The 21st century is a time of shifting gender roles and expectations, arguably greater than any we have seen since the agricultural revolution. When humans transitioned from hunter-gatherers to farmers and city-dwellers, the resultant role of warrior, typically a male prized for their physical strength, enabled the beginnings of patriarchy, gender stereotypes, unequal rights, and eventually misogyny. However, with our increasingly technological and digital society gender roles are becoming more fluid than they ever have been in Western recorded history. Our children are in the midst of this revolution, and, in order to derive the maximum benefit from this release of the shackles of gender expectations, it will help them to learn the history and effects of gender role stereotypes. Some of our students have learned about the historical oppression of women and even the first wave women’s rights movements, such as the fight for suffrage, yet they may not realize it is something that exists today both overtly and covertly.

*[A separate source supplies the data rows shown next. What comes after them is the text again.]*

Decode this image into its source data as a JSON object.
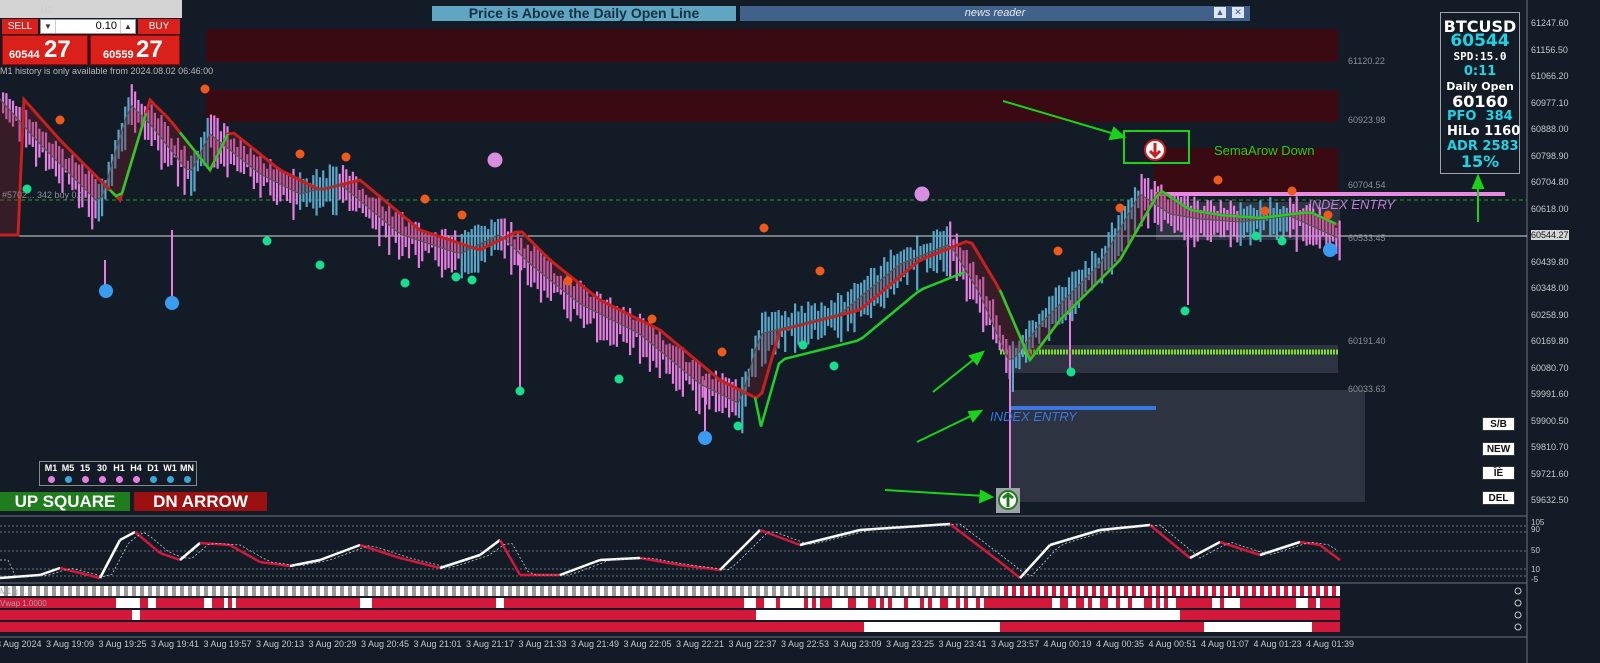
{
  "trade_panel": {
    "symbol_tf": "M1",
    "sell_label": "SELL",
    "buy_label": "BUY",
    "lot_value": "0.10",
    "sell_price_small": "60544",
    "sell_price_big": "27",
    "buy_price_small": "60559",
    "buy_price_big": "27",
    "history_note": "M1 history is only available from 2024.08.02 06:46:00"
  },
  "banner": "Price is Above the Daily Open Line",
  "news_reader": {
    "title": "news reader",
    "minimize_icon": "triangle-up-icon",
    "close_icon": "close-icon"
  },
  "info_panel": {
    "symbol": "BTCUSD",
    "price": "60544",
    "spread": "SPD:15.0",
    "timer": "0:11",
    "daily_open_label": "Daily Open",
    "daily_open_value": "60160",
    "pfo_label": "PFO",
    "pfo_value": "384",
    "hilo_label": "HiLo",
    "hilo_value": "1160",
    "adr_label": "ADR",
    "adr_value": "2583",
    "adr_pct": "15%"
  },
  "buttons": {
    "sb": "S/B",
    "new": "NEW",
    "ie": "ÎÈ",
    "del": "DEL"
  },
  "timeframes": [
    {
      "label": "M1",
      "color": "#e57ee0"
    },
    {
      "label": "M5",
      "color": "#39a9d8"
    },
    {
      "label": "15",
      "color": "#e57ee0"
    },
    {
      "label": "30",
      "color": "#e57ee0"
    },
    {
      "label": "H1",
      "color": "#e57ee0"
    },
    {
      "label": "H4",
      "color": "#e57ee0"
    },
    {
      "label": "D1",
      "color": "#39a9d8"
    },
    {
      "label": "W1",
      "color": "#39a9d8"
    },
    {
      "label": "MN",
      "color": "#39a9d8"
    }
  ],
  "signals": {
    "up": "UP SQUARE",
    "dn": "DN ARROW"
  },
  "annotations": {
    "sema_down": "SemaArow Down",
    "index_entry_top": "INDEX ENTRY",
    "index_entry_bottom": "INDEX ENTRY"
  },
  "order_line_label": "#5702... 342 buy 0.1",
  "price_axis": [
    "61247.60",
    "61156.50",
    "61066.20",
    "60977.10",
    "60888.00",
    "60798.90",
    "60704.80",
    "60618.00",
    "60544.27",
    "60439.80",
    "60348.00",
    "60258.90",
    "60169.80",
    "60080.70",
    "59991.60",
    "59900.50",
    "59810.70",
    "59721.60",
    "59632.50"
  ],
  "level_labels": [
    "61120.22",
    "60923.98",
    "60704.54",
    "60533.45",
    "60191.40",
    "60033.63"
  ],
  "osc_axis": [
    "105",
    "90",
    "50",
    "10",
    "-5"
  ],
  "time_axis": [
    "3 Aug 2024",
    "3 Aug 19:09",
    "3 Aug 19:25",
    "3 Aug 19:41",
    "3 Aug 19:57",
    "3 Aug 20:13",
    "3 Aug 20:29",
    "3 Aug 20:45",
    "3 Aug 21:01",
    "3 Aug 21:17",
    "3 Aug 21:33",
    "3 Aug 21:49",
    "3 Aug 22:05",
    "3 Aug 22:21",
    "3 Aug 22:37",
    "3 Aug 22:53",
    "3 Aug 23:09",
    "3 Aug 23:25",
    "3 Aug 23:41",
    "3 Aug 23:57",
    "4 Aug 00:19",
    "4 Aug 00:35",
    "4 Aug 00:51",
    "4 Aug 01:07",
    "4 Aug 01:23",
    "4 Aug 01:39"
  ],
  "sub_panels": [
    "M1 g ...",
    "Vwap 1.0000"
  ],
  "colors": {
    "bg": "#131c26",
    "bull": "#5aa6c9",
    "bear": "#e57ee0",
    "ma_red": "#c81f1f",
    "ma_green": "#1fd02b",
    "zone": "#3a0a12",
    "accent": "#19d31a"
  }
}
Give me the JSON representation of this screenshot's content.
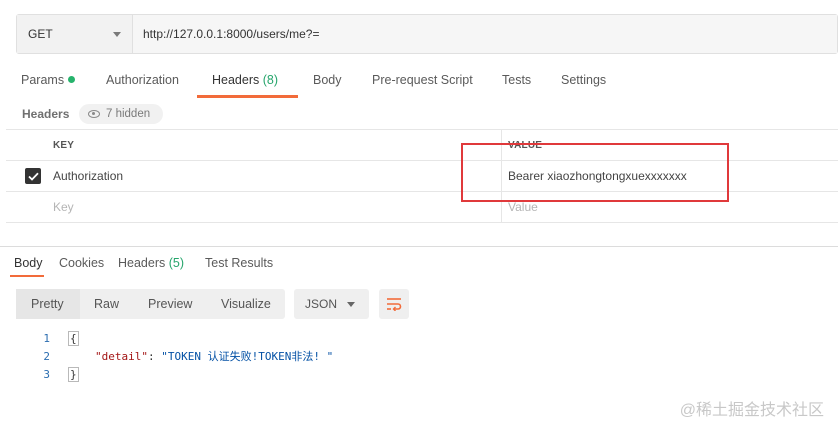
{
  "request": {
    "method": "GET",
    "url": "http://127.0.0.1:8000/users/me?="
  },
  "request_tabs": [
    {
      "label": "Params",
      "dot": true
    },
    {
      "label": "Authorization"
    },
    {
      "label": "Headers",
      "count": "(8)",
      "active": true
    },
    {
      "label": "Body"
    },
    {
      "label": "Pre-request Script"
    },
    {
      "label": "Tests"
    },
    {
      "label": "Settings"
    }
  ],
  "headers_section": {
    "title": "Headers",
    "hidden_label": "7 hidden",
    "columns": {
      "key": "KEY",
      "value": "VALUE"
    },
    "rows": [
      {
        "checked": true,
        "key": "Authorization",
        "value": "Bearer xiaozhongtongxuexxxxxxx"
      }
    ],
    "placeholders": {
      "key": "Key",
      "value": "Value"
    }
  },
  "response_tabs": [
    {
      "label": "Body",
      "active": true
    },
    {
      "label": "Cookies"
    },
    {
      "label": "Headers",
      "count": "(5)"
    },
    {
      "label": "Test Results"
    }
  ],
  "view_modes": [
    "Pretty",
    "Raw",
    "Preview",
    "Visualize"
  ],
  "active_view": "Pretty",
  "format": "JSON",
  "code": {
    "line_numbers": [
      "1",
      "2",
      "3"
    ],
    "open_brace": "{",
    "close_brace": "}",
    "key": "\"detail\"",
    "colon": ": ",
    "value": "\"TOKEN 认证失败!TOKEN非法! \""
  },
  "watermark": "@稀土掘金技术社区",
  "colors": {
    "accent_orange": "#f26b3a",
    "green": "#26a56c",
    "highlight_red": "#e0393b"
  }
}
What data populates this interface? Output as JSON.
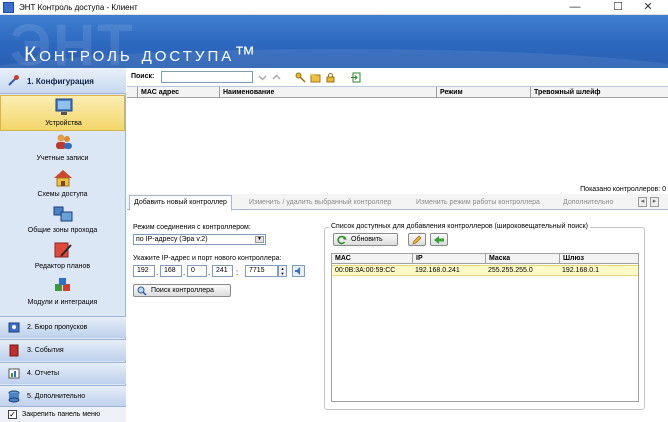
{
  "window": {
    "title": "ЭНТ Контроль доступа - Клиент",
    "minimize": "—",
    "maximize": "☐",
    "close": "✕"
  },
  "banner": {
    "brand": "Контроль доступа™",
    "bg_text": "ЭНТ"
  },
  "sidebar": {
    "header": "1. Конфигурация",
    "items": [
      {
        "label": "Устройства",
        "icon": "monitor-icon",
        "selected": true
      },
      {
        "label": "Учетные записи",
        "icon": "users-icon",
        "selected": false
      },
      {
        "label": "Схемы доступа",
        "icon": "house-icon",
        "selected": false
      },
      {
        "label": "Общие зоны прохода",
        "icon": "zones-icon",
        "selected": false
      },
      {
        "label": "Редактор планов",
        "icon": "plan-editor-icon",
        "selected": false
      },
      {
        "label": "Модули и интеграция",
        "icon": "modules-icon",
        "selected": false
      }
    ],
    "sections": [
      {
        "label": "2. Бюро пропусков",
        "icon": "passes-icon"
      },
      {
        "label": "3. События",
        "icon": "events-icon"
      },
      {
        "label": "4. Отчеты",
        "icon": "reports-icon"
      },
      {
        "label": "5. Дополнительно",
        "icon": "database-icon"
      }
    ],
    "pin_label": "Закрепить панель меню",
    "pin_checked": true
  },
  "toolbar": {
    "search_label": "Поиск:",
    "search_value": ""
  },
  "controllers_table": {
    "columns": [
      "МАС адрес",
      "Наименование",
      "Режим",
      "Тревожный шлейф"
    ],
    "rows": [],
    "found_label": "Показано контроллеров: 0"
  },
  "tabs": [
    {
      "label": "Добавить новый контроллер",
      "active": true
    },
    {
      "label": "Изменить / удалить выбранный контроллер",
      "active": false
    },
    {
      "label": "Изменить режим работы контроллера",
      "active": false
    },
    {
      "label": "Дополнительно",
      "active": false
    }
  ],
  "add_form": {
    "mode_label": "Режим соединения с контроллером:",
    "mode_value": "по IP-адресу (Эра v.2)",
    "ip_label": "Укажите IP-адрес и порт нового контроллера:",
    "ip": [
      "192",
      "168",
      "0",
      "241"
    ],
    "port": "7715",
    "search_button": "Поиск контроллера"
  },
  "discovery": {
    "group_title": "Список доступных для добавления контроллеров (широковещательный поиск)",
    "refresh_button": "Обновить",
    "columns": [
      "МАС",
      "IP",
      "Маска",
      "Шлюз"
    ],
    "rows": [
      {
        "mac": "00:0B:3A:00:59:CC",
        "ip": "192.168.0.241",
        "mask": "255.255.255.0",
        "gateway": "192.168.0.1"
      }
    ]
  },
  "colors": {
    "banner": "#2d68bf",
    "sidebar": "#dce7f6",
    "selected": "#f4d66a",
    "row_highlight": "#fffbc8"
  }
}
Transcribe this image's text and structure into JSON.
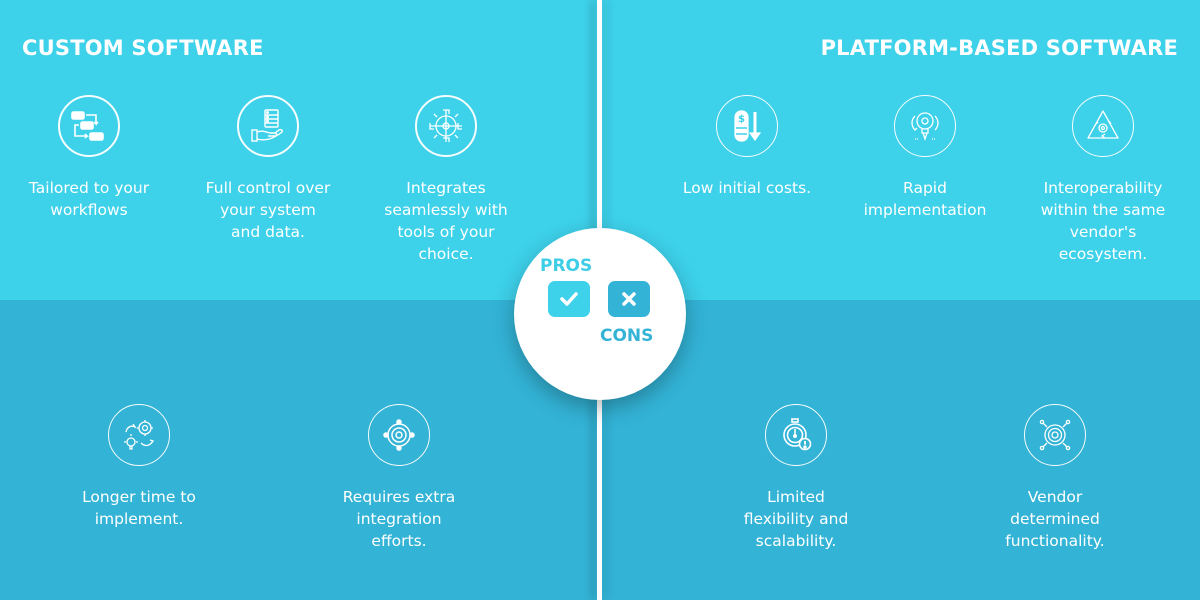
{
  "custom": {
    "title": "CUSTOM SOFTWARE",
    "pros": [
      {
        "icon": "workflow-flowchart-icon",
        "label_lines": [
          "Tailored to your",
          "workflows"
        ]
      },
      {
        "icon": "hand-holding-server-icon",
        "label_lines": [
          "Full control over",
          "your system",
          "and data."
        ]
      },
      {
        "icon": "puzzle-gear-icon",
        "label_lines": [
          "Integrates",
          "seamlessly with",
          "tools of your",
          "choice."
        ]
      }
    ],
    "cons": [
      {
        "icon": "gears-lightbulb-icon",
        "label_lines": [
          "Longer time to",
          "implement."
        ]
      },
      {
        "icon": "integration-gear-icon",
        "label_lines": [
          "Requires extra",
          "integration",
          "efforts."
        ]
      }
    ]
  },
  "platform": {
    "title": "PLATFORM-BASED SOFTWARE",
    "pros": [
      {
        "icon": "coins-down-arrow-icon",
        "label_lines": [
          "Low initial costs."
        ]
      },
      {
        "icon": "idea-lightbulb-cycle-icon",
        "label_lines": [
          "Rapid",
          "implementation"
        ]
      },
      {
        "icon": "triangle-cycle-gear-icon",
        "label_lines": [
          "Interoperability",
          "within the same",
          "vendor's",
          "ecosystem."
        ]
      }
    ],
    "cons": [
      {
        "icon": "stopwatch-warning-icon",
        "label_lines": [
          "Limited",
          "flexibility and",
          "scalability."
        ]
      },
      {
        "icon": "gear-network-icon",
        "label_lines": [
          "Vendor",
          "determined",
          "functionality."
        ]
      }
    ]
  },
  "badge": {
    "pros_label": "PROS",
    "cons_label": "CONS"
  },
  "colors": {
    "pros_bg": "#3dd1ea",
    "cons_bg": "#33b3d6",
    "text": "#ffffff"
  }
}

In this unit, centered around the core fiction text The House on Mango Street by Sandra Cisneros, 8th graders explore the history and implications of stereotyped gender roles, and about modern feminism. In the course of the unit, they respond to nonfiction text, analyze literature, reflect on their own parental expectations and write creatively. The students in my school are from diverse cultural and socioeconomic backgrounds. Material students may be able to contribute from their own ancestral families of origin will enrich the unit and help make it personally relevant. In addition to the expected focus on the stereotyping of women the unit can devote ample time to the stereotyping of boys and men, as well as feelings of entrapment as the result of parental expectations for many young people.